Without changing a single word, write out every entry.

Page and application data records
+---+
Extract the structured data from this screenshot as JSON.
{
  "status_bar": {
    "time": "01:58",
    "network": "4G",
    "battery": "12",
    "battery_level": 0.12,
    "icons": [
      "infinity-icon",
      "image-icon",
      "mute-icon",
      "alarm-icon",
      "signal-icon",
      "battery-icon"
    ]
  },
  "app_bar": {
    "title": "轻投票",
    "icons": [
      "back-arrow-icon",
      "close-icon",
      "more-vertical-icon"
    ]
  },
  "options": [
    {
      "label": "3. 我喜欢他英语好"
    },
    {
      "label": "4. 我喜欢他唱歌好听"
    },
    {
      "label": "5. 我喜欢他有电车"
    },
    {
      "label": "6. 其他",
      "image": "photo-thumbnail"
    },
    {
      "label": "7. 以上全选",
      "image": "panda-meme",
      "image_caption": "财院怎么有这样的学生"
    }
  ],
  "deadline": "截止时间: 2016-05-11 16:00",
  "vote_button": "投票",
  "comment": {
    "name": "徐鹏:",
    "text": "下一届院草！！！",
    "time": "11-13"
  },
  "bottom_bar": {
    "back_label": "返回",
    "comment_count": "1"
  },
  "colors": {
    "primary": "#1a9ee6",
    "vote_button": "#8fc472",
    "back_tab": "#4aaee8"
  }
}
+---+
Response for this exercise>
Extract the structured data from this screenshot as JSON.
{
  "status_bar": {
    "time": "01:58",
    "network": "4G",
    "battery": "12",
    "battery_level": 0.12,
    "icons": [
      "infinity-icon",
      "image-icon",
      "mute-icon",
      "alarm-icon",
      "signal-icon",
      "battery-icon"
    ]
  },
  "app_bar": {
    "title": "轻投票",
    "icons": [
      "back-arrow-icon",
      "close-icon",
      "more-vertical-icon"
    ]
  },
  "options": [
    {
      "label": "3. 我喜欢他英语好"
    },
    {
      "label": "4. 我喜欢他唱歌好听"
    },
    {
      "label": "5. 我喜欢他有电车"
    },
    {
      "label": "6. 其他",
      "image": "photo-thumbnail"
    },
    {
      "label": "7. 以上全选",
      "image": "panda-meme",
      "image_caption": "财院怎么有这样的学生"
    }
  ],
  "deadline": "截止时间: 2016-05-11 16:00",
  "vote_button": "投票",
  "comment": {
    "name": "徐鹏:",
    "text": "下一届院草！！！",
    "time": "11-13"
  },
  "bottom_bar": {
    "back_label": "返回",
    "comment_count": "1"
  },
  "colors": {
    "primary": "#1a9ee6",
    "vote_button": "#8fc472",
    "back_tab": "#4aaee8"
  }
}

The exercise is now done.